Siegel, of the University of Maryland Medical Center in Baltimore, shared with session participants the trial and error process involved in the design of his facility’s Radiology Reading Room of the Future project, which focused on perfecting ergonomics. Lighting, noise control and room design all play an important role and can cause problems if misaligned, he said.
For example, if the brightness of a monitor doesn’t match the ambient light in a room, it can decrease reader accuracy, increase fatigue and lengthen interpretation time, said Siegel. Distance from the monitor also matters, as the resting point of vergence—or where a person’s eyes naturally look in total darkness—is about 45 inches away when looking straight ahead, and closer when looking at a downward angle. “But how many of you are 4 feet away or 3 feet away from your monitors?” asked Siegel, who suggested moving monitors at least 25 inches away.
Even when placed correctly, looking at computer monitors for extended periods of time causes strain. Studies of video display terminal operators found that viewing monitors for more than four hours resulted in increasing near-sightedness throughout the day. Siegel said the human eye blinks about 22 times per minute in a resting state, but only seven times per minute when looking at a computer monitor, resulting in eyestrain and dry, itchy eyes. This can be partially combatted by following the 20/20/20 rule—every 20 minutes, look at something 20 feet away for 20 seconds.
Room temperature can affect productivity, and Siegel said his team was intrigued by personal temperature controls at workstations. While people are most comfortable at a temperature of 78 degrees F, productivity actually increases when temperatures are a few degrees cooler.
Perhaps the best money the team spent, according to Siegel, was the installation of a sound masking system that emitted a hum at the frequency of the human voice to minimize distracting noises.
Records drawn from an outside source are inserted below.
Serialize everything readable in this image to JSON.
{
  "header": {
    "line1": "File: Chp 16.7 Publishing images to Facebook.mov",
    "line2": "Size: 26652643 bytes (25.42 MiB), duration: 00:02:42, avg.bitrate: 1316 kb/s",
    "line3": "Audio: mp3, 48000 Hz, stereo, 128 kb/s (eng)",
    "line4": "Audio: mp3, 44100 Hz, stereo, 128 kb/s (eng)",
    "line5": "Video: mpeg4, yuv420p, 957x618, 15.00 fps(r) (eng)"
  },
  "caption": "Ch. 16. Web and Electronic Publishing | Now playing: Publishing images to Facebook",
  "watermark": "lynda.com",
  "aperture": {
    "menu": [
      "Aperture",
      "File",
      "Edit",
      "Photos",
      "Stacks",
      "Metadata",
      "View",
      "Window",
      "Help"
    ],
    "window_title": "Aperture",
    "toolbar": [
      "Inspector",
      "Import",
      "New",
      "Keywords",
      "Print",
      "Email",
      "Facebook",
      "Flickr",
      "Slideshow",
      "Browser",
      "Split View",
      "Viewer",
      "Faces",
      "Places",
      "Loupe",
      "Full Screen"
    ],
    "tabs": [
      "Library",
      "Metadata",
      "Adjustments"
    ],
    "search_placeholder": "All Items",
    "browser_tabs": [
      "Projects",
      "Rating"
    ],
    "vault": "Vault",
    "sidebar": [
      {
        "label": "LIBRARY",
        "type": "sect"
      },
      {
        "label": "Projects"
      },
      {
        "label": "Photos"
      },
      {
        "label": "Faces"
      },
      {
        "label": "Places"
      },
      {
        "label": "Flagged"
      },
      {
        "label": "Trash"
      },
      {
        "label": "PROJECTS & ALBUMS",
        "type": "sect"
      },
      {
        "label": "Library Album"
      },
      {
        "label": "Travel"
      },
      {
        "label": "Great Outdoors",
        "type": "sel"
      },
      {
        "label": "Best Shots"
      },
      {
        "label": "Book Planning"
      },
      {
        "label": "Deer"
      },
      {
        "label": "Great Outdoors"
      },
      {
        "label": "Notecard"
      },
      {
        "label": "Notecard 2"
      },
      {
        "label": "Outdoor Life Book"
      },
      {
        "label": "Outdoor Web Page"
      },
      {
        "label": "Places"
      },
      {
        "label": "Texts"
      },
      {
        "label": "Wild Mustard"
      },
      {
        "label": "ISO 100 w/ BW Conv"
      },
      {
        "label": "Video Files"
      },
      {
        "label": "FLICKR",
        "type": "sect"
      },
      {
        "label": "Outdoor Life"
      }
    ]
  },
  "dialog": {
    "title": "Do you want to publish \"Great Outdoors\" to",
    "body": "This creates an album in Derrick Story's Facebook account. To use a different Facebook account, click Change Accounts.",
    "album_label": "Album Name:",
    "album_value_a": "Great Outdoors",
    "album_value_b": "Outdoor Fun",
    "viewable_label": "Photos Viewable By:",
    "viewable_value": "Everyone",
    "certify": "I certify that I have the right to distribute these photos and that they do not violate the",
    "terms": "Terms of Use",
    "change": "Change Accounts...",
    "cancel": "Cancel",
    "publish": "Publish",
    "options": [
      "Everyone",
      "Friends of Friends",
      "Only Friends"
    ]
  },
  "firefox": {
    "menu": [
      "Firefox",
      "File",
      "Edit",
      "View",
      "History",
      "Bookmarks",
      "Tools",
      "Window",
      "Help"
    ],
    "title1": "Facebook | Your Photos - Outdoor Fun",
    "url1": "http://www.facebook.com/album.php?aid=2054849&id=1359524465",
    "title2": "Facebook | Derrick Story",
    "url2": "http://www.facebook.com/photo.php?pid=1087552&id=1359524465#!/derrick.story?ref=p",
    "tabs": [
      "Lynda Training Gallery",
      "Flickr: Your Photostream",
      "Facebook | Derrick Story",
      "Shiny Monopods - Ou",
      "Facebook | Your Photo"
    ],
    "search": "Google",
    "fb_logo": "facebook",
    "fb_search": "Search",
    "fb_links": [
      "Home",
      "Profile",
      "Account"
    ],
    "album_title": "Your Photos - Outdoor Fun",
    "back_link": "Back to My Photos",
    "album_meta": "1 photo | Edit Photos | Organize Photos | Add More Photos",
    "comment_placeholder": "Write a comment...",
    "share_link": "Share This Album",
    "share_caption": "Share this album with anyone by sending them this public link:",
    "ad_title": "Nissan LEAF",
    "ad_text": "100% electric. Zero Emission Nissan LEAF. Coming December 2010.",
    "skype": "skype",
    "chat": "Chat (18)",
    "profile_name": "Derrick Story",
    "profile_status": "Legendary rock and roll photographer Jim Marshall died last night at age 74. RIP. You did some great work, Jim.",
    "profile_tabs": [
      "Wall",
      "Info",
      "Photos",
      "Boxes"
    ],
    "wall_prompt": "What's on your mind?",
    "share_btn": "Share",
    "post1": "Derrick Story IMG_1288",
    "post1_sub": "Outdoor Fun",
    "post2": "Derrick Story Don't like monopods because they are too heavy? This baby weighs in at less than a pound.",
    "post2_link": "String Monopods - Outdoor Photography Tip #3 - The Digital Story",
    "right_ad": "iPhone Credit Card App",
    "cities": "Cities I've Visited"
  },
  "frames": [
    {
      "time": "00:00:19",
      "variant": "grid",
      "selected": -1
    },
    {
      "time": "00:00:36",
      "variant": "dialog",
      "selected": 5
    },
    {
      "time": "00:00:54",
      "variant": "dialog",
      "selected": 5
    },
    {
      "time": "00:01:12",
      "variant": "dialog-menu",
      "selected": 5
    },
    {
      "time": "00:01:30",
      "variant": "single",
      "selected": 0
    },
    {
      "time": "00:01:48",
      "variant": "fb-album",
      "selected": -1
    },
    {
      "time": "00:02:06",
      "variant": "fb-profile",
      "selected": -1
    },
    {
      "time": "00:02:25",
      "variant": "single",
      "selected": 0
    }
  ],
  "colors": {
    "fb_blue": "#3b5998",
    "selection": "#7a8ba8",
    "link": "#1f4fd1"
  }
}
It also resulted in a slight increase in speech recognition accuracy.
When organizing the room space, Siegel said his team wanted workstations that offered privacy when appropriate, but access to others when needed, and kept the user from having to reach too far for what they needed. “What we really strongly recommend is having all of the systems that you use--whether it’s phone or speech recognition or the monitors—all within short reach of where you’re sitting and have as many functions as possible integrated into a single workstation.”
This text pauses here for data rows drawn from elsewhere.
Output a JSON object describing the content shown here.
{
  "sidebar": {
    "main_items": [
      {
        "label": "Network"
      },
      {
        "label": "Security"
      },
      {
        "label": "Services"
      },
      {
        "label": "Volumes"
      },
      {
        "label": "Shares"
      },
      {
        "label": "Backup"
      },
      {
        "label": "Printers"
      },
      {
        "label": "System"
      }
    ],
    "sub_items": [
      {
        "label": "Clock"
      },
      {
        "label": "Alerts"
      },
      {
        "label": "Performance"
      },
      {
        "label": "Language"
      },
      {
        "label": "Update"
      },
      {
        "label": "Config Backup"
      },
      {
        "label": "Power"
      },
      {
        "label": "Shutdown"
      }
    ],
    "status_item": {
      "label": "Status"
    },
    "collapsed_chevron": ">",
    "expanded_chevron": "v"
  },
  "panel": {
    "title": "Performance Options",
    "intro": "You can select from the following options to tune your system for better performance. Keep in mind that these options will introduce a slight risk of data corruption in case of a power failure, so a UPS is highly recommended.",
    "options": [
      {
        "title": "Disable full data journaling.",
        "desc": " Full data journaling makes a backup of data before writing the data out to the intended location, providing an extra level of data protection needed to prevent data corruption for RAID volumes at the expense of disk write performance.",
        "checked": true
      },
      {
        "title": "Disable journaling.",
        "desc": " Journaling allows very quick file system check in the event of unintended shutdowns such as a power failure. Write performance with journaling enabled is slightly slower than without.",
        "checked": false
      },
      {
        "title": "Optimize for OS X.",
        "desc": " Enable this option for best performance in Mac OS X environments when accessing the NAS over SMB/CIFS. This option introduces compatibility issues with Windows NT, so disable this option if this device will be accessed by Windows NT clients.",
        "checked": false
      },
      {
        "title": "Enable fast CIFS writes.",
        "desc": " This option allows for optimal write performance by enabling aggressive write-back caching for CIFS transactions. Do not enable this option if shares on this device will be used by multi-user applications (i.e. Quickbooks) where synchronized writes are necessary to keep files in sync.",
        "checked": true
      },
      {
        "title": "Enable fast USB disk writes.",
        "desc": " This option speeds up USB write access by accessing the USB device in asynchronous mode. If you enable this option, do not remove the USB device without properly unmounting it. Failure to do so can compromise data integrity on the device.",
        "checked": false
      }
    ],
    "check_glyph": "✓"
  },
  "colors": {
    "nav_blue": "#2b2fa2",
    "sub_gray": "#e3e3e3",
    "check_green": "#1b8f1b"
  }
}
To help encourage activity while working, the team tried installing a treadmill at a workstation, but this was short-lived. “What we were finding is that radiologists who didn’t want to walk on the treadmill, when that was the only room that was available, were putting chairs on the treadmill,” said Siegel. “They started falling off the side of the treadmill. When that started happening, we decided that was a brilliant trust experiment, but we should take that out.”
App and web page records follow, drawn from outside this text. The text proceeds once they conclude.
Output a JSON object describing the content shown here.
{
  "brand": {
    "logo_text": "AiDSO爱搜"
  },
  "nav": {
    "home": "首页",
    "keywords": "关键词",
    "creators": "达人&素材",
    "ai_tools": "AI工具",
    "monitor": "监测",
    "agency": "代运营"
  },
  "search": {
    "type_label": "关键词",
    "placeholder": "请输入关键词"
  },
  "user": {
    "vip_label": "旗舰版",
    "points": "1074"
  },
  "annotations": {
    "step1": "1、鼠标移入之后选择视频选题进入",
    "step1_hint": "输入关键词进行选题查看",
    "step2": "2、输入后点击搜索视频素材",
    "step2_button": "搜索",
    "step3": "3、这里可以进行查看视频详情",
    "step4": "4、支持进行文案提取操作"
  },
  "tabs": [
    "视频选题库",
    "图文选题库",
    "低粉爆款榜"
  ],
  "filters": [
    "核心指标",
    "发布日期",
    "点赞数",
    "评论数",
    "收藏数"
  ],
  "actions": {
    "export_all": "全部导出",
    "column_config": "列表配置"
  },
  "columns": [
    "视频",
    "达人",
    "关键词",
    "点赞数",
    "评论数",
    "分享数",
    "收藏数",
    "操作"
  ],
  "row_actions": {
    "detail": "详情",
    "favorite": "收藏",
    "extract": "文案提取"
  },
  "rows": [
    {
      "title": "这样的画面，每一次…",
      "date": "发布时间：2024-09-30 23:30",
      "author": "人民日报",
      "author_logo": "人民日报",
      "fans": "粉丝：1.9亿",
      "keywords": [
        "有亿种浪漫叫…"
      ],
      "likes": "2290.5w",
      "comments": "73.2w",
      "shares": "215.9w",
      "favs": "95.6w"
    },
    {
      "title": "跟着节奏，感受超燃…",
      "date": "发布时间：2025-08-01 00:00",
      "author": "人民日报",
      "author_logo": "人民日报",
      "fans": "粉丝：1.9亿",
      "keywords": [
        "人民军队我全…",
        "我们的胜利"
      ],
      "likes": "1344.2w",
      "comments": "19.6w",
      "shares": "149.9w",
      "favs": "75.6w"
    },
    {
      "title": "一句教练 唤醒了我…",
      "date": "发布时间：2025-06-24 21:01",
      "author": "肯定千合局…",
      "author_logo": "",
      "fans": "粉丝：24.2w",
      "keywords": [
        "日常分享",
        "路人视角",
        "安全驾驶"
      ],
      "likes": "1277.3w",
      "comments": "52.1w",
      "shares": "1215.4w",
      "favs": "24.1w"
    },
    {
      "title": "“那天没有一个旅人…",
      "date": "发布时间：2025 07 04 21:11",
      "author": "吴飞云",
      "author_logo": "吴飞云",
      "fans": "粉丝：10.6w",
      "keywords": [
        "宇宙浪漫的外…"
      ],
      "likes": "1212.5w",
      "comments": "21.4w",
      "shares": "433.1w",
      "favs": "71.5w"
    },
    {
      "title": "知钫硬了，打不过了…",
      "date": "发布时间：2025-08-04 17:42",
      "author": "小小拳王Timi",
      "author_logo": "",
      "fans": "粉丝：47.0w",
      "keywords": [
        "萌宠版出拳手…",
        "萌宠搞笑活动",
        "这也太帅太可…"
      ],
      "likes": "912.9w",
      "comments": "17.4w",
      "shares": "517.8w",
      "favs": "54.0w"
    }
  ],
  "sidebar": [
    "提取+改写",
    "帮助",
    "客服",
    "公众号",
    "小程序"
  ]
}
Siegel warned that when investigating reading room improvements to beware of products labeled “ergonomic” that might not be, as there’s no governing body monitoring this designation. It may take extra research, but it shouldn’t deter a practice from trying to improve.
“When you go back to your environment…look at it afresh,” recommended Siegel. “Just have a critical eye. There are many really cool things you can do.”